Exercise description =
The reply should reproduce every line of the data below word for word, minus any images.

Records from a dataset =
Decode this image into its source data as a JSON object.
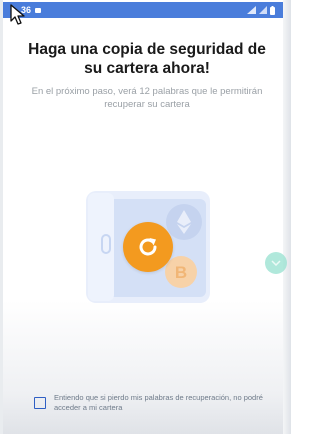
{
  "status_bar": {
    "time": "36",
    "right_icons": [
      "signal-icon",
      "wifi-icon",
      "battery-icon"
    ],
    "color": "#4a7ddb"
  },
  "page": {
    "title": "Haga una copia de seguridad de su cartera ahora!",
    "subtitle": "En el próximo paso, verá 12 palabras que le permitirán recuperar su cartera"
  },
  "illustration": {
    "icons": [
      "safe-icon",
      "ethereum-icon",
      "bitcoin-icon",
      "refresh-icon"
    ],
    "accent_color": "#f39a1f"
  },
  "acknowledgement": {
    "checked": false,
    "text": "Entiendo que si pierdo mis palabras de recuperación, no podré acceder a mi cartera"
  }
}
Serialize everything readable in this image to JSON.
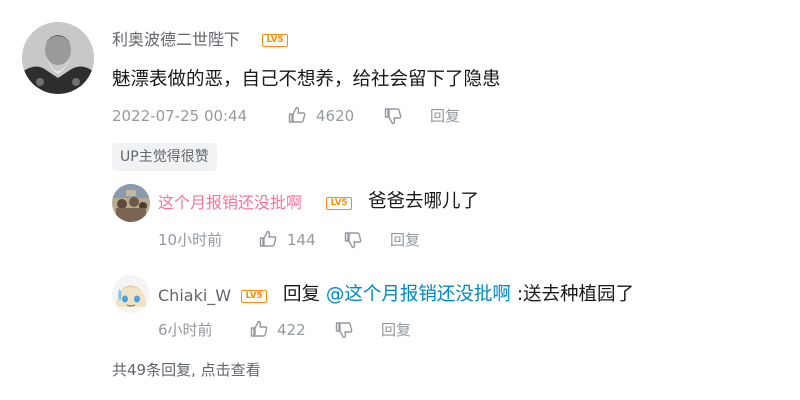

Response below =
Decode this image into its source data as a JSON object.
{
  "status_bar": {
    "time": "36",
    "right_icons": [
      "signal-icon",
      "wifi-icon",
      "battery-icon"
    ],
    "color": "#4a7ddb"
  },
  "page": {
    "title": "Haga una copia de seguridad de su cartera ahora!",
    "subtitle": "En el próximo paso, verá 12 palabras que le permitirán recuperar su cartera"
  },
  "illustration": {
    "icons": [
      "safe-icon",
      "ethereum-icon",
      "bitcoin-icon",
      "refresh-icon"
    ],
    "accent_color": "#f39a1f"
  },
  "acknowledgement": {
    "checked": false,
    "text": "Entiendo que si pierdo mis palabras de recuperación, no podré acceder a mi cartera"
  }
}
Serialize everything readable in this image to JSON.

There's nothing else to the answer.